[What is being asked]
Filter the listing below, keeping only the lines with the word "Finanzrechnung".

[Data to process]
════════════════════
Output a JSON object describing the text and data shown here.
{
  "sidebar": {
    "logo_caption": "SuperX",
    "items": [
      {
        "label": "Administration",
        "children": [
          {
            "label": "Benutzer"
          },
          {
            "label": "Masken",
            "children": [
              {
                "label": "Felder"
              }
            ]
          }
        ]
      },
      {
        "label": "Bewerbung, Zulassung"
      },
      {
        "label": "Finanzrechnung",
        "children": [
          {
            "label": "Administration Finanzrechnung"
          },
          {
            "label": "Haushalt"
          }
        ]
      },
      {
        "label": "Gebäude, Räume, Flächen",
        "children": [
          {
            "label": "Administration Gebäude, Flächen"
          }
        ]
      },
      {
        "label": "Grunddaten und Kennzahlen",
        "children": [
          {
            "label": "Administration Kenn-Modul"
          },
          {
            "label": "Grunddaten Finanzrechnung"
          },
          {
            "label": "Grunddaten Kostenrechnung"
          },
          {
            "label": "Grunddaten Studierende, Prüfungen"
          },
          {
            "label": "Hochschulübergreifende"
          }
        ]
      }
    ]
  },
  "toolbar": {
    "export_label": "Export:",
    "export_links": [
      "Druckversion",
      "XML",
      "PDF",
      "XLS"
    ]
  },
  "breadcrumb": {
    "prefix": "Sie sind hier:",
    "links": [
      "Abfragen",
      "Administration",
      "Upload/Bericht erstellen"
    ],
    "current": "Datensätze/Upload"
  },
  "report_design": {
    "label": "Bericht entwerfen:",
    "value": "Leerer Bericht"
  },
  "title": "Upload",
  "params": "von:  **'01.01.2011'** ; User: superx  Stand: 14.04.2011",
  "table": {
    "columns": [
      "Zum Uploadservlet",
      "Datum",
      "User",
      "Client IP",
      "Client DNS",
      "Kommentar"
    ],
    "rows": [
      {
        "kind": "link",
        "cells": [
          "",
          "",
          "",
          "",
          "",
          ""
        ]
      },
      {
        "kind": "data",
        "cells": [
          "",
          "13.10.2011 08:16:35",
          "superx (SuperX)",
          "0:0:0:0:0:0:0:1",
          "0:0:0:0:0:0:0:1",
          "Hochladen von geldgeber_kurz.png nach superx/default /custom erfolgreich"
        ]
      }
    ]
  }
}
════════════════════
[Response to the task]
        "label": "Finanzrechnung",
            "label": "Administration Finanzrechnung"
            "label": "Grunddaten Finanzrechnung"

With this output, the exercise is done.